─── RECORDS FOR THIS TASK ───
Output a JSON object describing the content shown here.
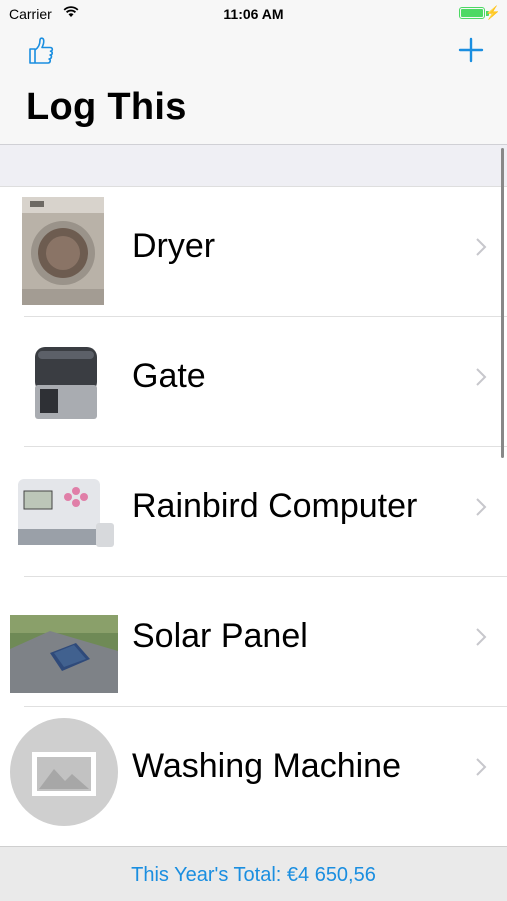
{
  "status_bar": {
    "carrier": "Carrier",
    "time": "11:06 AM",
    "wifi_icon": "wifi-icon",
    "battery_icon": "battery-icon",
    "charging_icon": "bolt-icon"
  },
  "navbar": {
    "title": "Log This",
    "left_icon": "thumbs-up-icon",
    "right_icon": "plus-icon",
    "accent_color": "#1a8ee0"
  },
  "items": [
    {
      "label": "Dryer",
      "image": "dryer-photo"
    },
    {
      "label": "Gate",
      "image": "gate-motor-photo"
    },
    {
      "label": "Rainbird Computer",
      "image": "irrigation-controller-photo"
    },
    {
      "label": "Solar Panel",
      "image": "solar-panel-photo"
    },
    {
      "label": "Washing Machine",
      "image": "placeholder-image-icon"
    }
  ],
  "footer": {
    "total_text": "This Year's Total: €4 650,56"
  }
}
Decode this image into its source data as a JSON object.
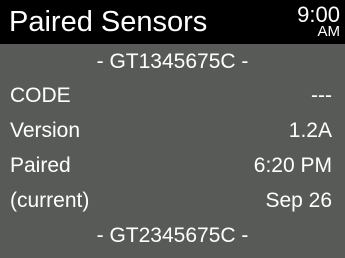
{
  "header": {
    "title": "Paired Sensors",
    "time": "9:00",
    "ampm": "AM"
  },
  "sensors": [
    {
      "name": "- GT1345675C -",
      "code_label": "CODE",
      "code_value": "---",
      "version_label": "Version",
      "version_value": "1.2A",
      "paired_label": "Paired",
      "paired_time": "6:20 PM",
      "status_label": "(current)",
      "paired_date": "Sep 26"
    },
    {
      "name": "- GT2345675C -"
    }
  ],
  "colors": {
    "header_bg": "#000000",
    "content_bg": "#585a58",
    "text": "#ffffff"
  }
}
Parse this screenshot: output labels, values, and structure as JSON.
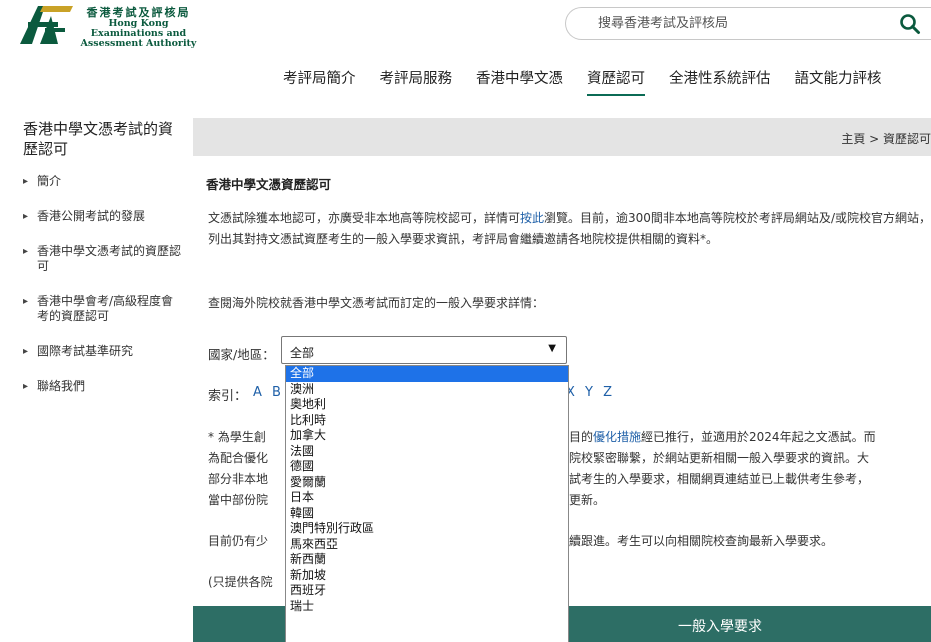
{
  "header": {
    "logo_zh": "香港考試及評核局",
    "logo_en_1": "Hong Kong",
    "logo_en_2": "Examinations and",
    "logo_en_3": "Assessment Authority",
    "search_placeholder": "搜尋香港考試及評核局"
  },
  "nav": {
    "items": [
      "考評局簡介",
      "考評局服務",
      "香港中學文憑",
      "資歷認可",
      "全港性系統評估",
      "語文能力評核"
    ]
  },
  "sidebar": {
    "title": "香港中學文憑考試的資歷認可",
    "items": [
      "簡介",
      "香港公開考試的發展",
      "香港中學文憑考試的資歷認可",
      "香港中學會考/高級程度會考的資歷認可",
      "國際考試基準研究",
      "聯絡我們"
    ]
  },
  "breadcrumb": "主頁 > 資歷認可",
  "content": {
    "section_title": "香港中學文憑資歷認可",
    "intro_before_link": "文憑試除獲本地認可，亦廣受非本地高等院校認可，詳情可",
    "intro_link": "按此",
    "intro_after_link": "瀏覽。目前，逾300間非本地高等院校於考評局網站及/或院校官方網站，列出其對持文憑試資歷考生的一般入學要求資訊，考評局會繼續邀請各地院校提供相關的資料*。",
    "query_text": "查閱海外院校就香港中學文憑考試而訂定的一般入學要求詳情：",
    "filter_label": "國家/地區：",
    "filter_value": "全部",
    "index_label": "索引：",
    "index_letters_left": "A B",
    "index_letters_right": "X Y Z",
    "note_line1_a": "* 為學生創",
    "note_line1_b": "目的",
    "note_line1_link": "優化措施",
    "note_line1_c": "經已推行，並適用於2024年起之文憑試。而",
    "note_line2_a": "為配合優化",
    "note_line2_b": "院校緊密聯繫，於網站更新相關一般入學要求的資訊。大",
    "note_line3_a": "部分非本地",
    "note_line3_b": "試考生的入學要求，相關網頁連結並已上載供考生參考，",
    "note_line4_a": "當中部份院",
    "note_line4_b": "更新。",
    "current_a": "目前仍有少",
    "current_b": "續跟進。考生可以向相關院校查詢最新入學要求。",
    "only_a": "(只提供各院"
  },
  "green_bar_label": "一般入學要求",
  "dropdown": {
    "options": [
      "全部",
      "澳洲",
      "奧地利",
      "比利時",
      "加拿大",
      "法國",
      "德國",
      "愛爾蘭",
      "日本",
      "韓國",
      "澳門特別行政區",
      "馬來西亞",
      "新西蘭",
      "新加坡",
      "西班牙",
      "瑞士"
    ],
    "selected_index": 0
  },
  "colors": {
    "brand_green": "#0b5a3e",
    "bar_green": "#2d6e65",
    "link_blue": "#1f60a8",
    "select_blue": "#1e72e8"
  }
}
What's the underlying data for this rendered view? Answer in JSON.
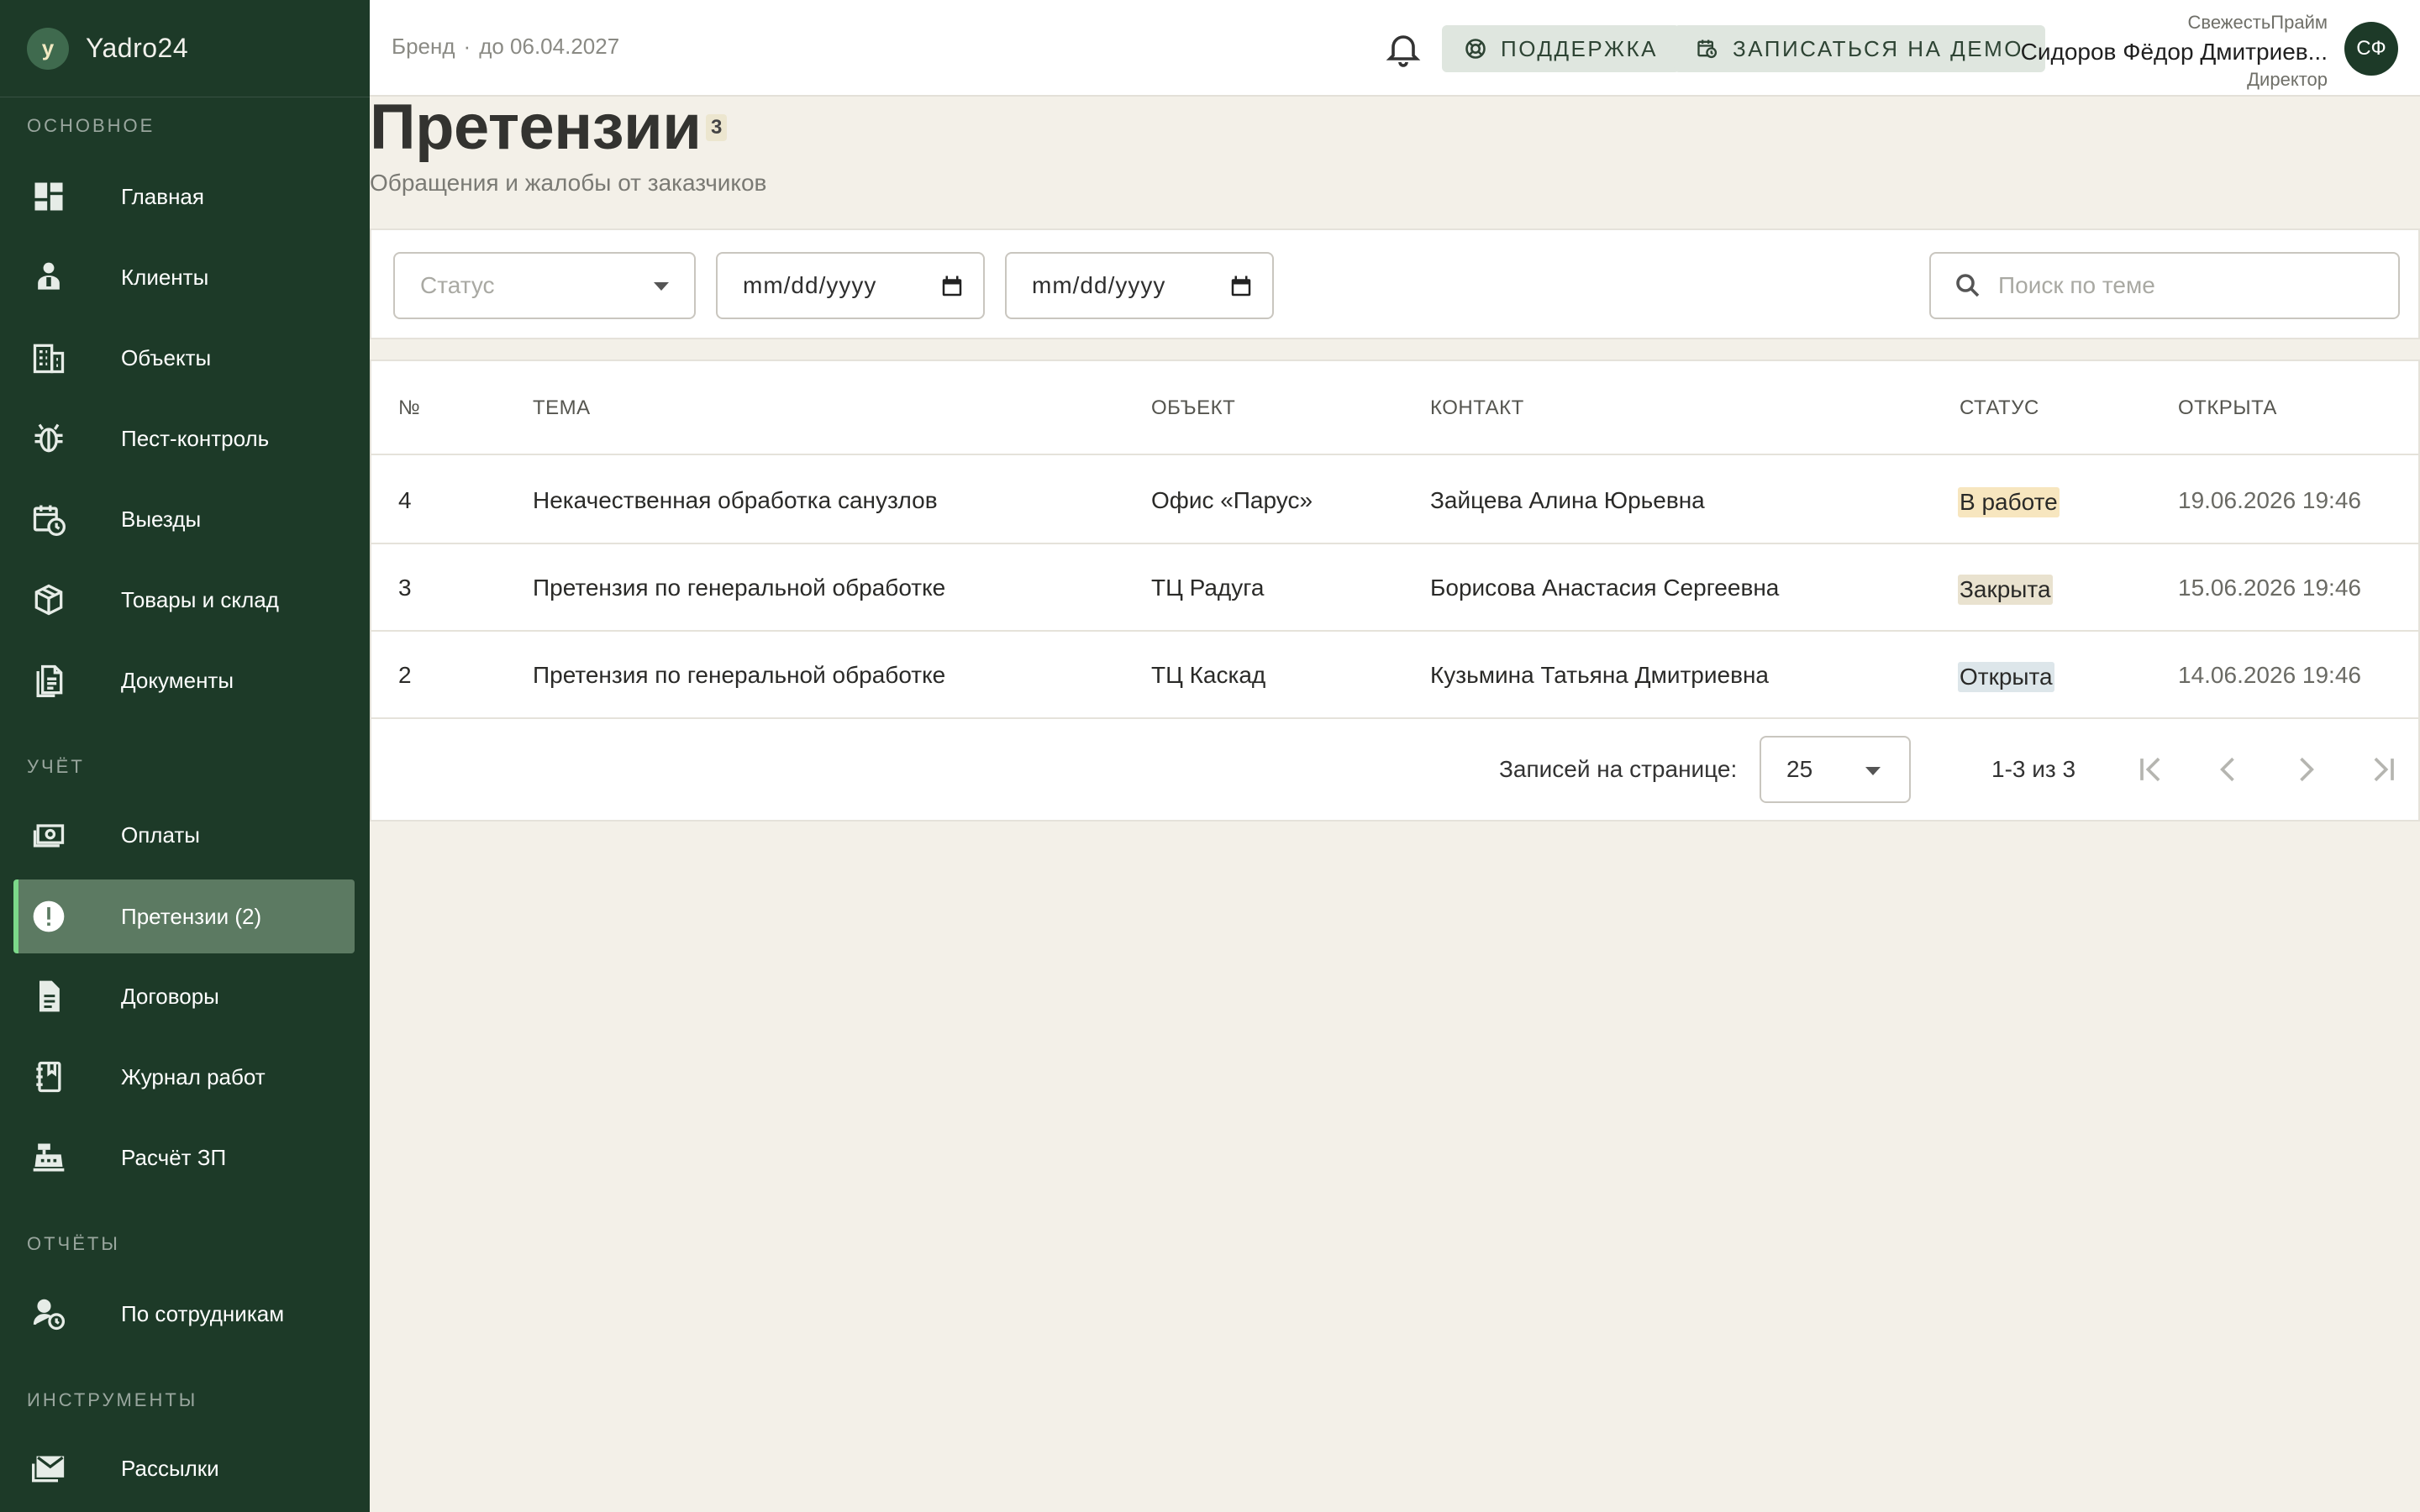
{
  "app": {
    "logo_letter": "y",
    "name": "Yadro24"
  },
  "sidebar": {
    "sections": {
      "main": "ОСНОВНОЕ",
      "accounting": "УЧЁТ",
      "reports": "ОТЧЁТЫ",
      "tools": "ИНСТРУМЕНТЫ"
    },
    "items": [
      {
        "label": "Главная",
        "icon": "dashboard-icon"
      },
      {
        "label": "Клиенты",
        "icon": "clients-icon"
      },
      {
        "label": "Объекты",
        "icon": "building-icon"
      },
      {
        "label": "Пест-контроль",
        "icon": "bug-icon"
      },
      {
        "label": "Выезды",
        "icon": "calendar-clock-icon"
      },
      {
        "label": "Товары и склад",
        "icon": "box-icon"
      },
      {
        "label": "Документы",
        "icon": "documents-icon"
      },
      {
        "label": "Оплаты",
        "icon": "payments-icon"
      },
      {
        "label": "Претензии (2)",
        "icon": "alert-icon",
        "active": true
      },
      {
        "label": "Договоры",
        "icon": "contract-icon"
      },
      {
        "label": "Журнал работ",
        "icon": "journal-icon"
      },
      {
        "label": "Расчёт ЗП",
        "icon": "cash-register-icon"
      },
      {
        "label": "По сотрудникам",
        "icon": "user-clock-icon"
      },
      {
        "label": "Рассылки",
        "icon": "mail-icon"
      }
    ]
  },
  "header": {
    "brand": "Бренд",
    "separator": "·",
    "valid_until": "до 06.04.2027",
    "support_label": "ПОДДЕРЖКА",
    "demo_label": "ЗАПИСАТЬСЯ НА ДЕМО",
    "user": {
      "company": "СвежестьПрайм",
      "name": "Сидоров Фёдор Дмитриев...",
      "role": "Директор",
      "initials": "СФ"
    }
  },
  "page": {
    "title": "Претензии",
    "count": "3",
    "subtitle": "Обращения и жалобы от заказчиков"
  },
  "filters": {
    "status_placeholder": "Статус",
    "date_from": "mm/dd/yyyy",
    "date_to": "mm/dd/yyyy",
    "search_placeholder": "Поиск по теме"
  },
  "table": {
    "columns": [
      "№",
      "ТЕМА",
      "ОБЪЕКТ",
      "КОНТАКТ",
      "СТАТУС",
      "ОТКРЫТА"
    ],
    "rows": [
      {
        "num": "4",
        "topic": "Некачественная обработка санузлов",
        "object": "Офис «Парус»",
        "contact": "Зайцева Алина Юрьевна",
        "status": "В работе",
        "opened": "19.06.2026 19:46"
      },
      {
        "num": "3",
        "topic": "Претензия по генеральной обработке",
        "object": "ТЦ Радуга",
        "contact": "Борисова Анастасия Сергеевна",
        "status": "Закрыта",
        "opened": "15.06.2026 19:46"
      },
      {
        "num": "2",
        "topic": "Претензия по генеральной обработке",
        "object": "ТЦ Каскад",
        "contact": "Кузьмина Татьяна Дмитриевна",
        "status": "Открыта",
        "opened": "14.06.2026 19:46"
      }
    ],
    "status_colors": {
      "В работе": "#f7e6bf",
      "Закрыта": "#e9e2cf",
      "Открыта": "#dde6ea"
    }
  },
  "pagination": {
    "per_page_label": "Записей на странице:",
    "per_page": "25",
    "range": "1-3 из 3"
  },
  "colors": {
    "sidebar": "#1d3a28",
    "active_item": "#5c7a62",
    "accent": "#7cd88a"
  }
}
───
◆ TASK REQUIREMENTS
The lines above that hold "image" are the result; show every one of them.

◆ EXERCISE OUTPUT
      "image": "dryer-photo"
      "image": "gate-motor-photo"
      "image": "irrigation-controller-photo"
      "image": "solar-panel-photo"
      "image": "placeholder-image-icon"
Decode this image into its source data as a JSON object.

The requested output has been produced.